> [Required action]:
Go through the data below and return each line containing the word "Pampulha".

> [Supplied records]:
# # #
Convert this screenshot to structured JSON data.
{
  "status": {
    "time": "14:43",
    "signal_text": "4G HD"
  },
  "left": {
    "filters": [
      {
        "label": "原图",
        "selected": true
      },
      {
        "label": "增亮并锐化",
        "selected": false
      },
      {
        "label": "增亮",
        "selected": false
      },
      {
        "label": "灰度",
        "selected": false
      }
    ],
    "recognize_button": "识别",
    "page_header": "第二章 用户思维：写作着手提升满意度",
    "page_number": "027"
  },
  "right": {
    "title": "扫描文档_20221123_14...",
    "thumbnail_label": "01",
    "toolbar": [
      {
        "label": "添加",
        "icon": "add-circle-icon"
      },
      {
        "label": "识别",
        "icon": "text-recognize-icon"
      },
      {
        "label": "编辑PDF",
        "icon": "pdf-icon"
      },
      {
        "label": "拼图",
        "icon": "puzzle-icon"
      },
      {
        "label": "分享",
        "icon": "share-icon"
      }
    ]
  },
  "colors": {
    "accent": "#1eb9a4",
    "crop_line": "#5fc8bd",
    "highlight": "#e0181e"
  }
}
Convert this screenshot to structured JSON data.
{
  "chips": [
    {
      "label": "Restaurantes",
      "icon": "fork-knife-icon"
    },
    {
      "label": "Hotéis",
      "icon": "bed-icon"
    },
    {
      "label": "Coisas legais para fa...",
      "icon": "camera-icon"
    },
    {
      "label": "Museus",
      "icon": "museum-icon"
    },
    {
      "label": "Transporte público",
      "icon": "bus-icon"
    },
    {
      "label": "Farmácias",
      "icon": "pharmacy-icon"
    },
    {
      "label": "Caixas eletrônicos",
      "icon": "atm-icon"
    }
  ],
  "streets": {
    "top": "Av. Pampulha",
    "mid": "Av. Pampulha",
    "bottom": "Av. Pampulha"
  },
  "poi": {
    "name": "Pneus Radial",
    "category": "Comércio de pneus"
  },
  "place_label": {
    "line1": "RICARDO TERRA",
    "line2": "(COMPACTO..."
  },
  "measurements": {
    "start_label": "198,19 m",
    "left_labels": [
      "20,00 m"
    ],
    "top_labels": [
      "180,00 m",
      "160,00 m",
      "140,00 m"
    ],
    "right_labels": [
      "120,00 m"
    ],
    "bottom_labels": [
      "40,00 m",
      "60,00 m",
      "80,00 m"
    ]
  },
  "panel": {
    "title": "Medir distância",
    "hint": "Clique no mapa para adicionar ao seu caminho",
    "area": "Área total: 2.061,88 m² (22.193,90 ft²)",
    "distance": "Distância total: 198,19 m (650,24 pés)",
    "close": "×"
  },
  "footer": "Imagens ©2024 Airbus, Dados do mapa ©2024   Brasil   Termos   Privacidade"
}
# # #
> [Response for this exercise]:
    "top": "Av. Pampulha",
    "mid": "Av. Pampulha",
    "bottom": "Av. Pampulha"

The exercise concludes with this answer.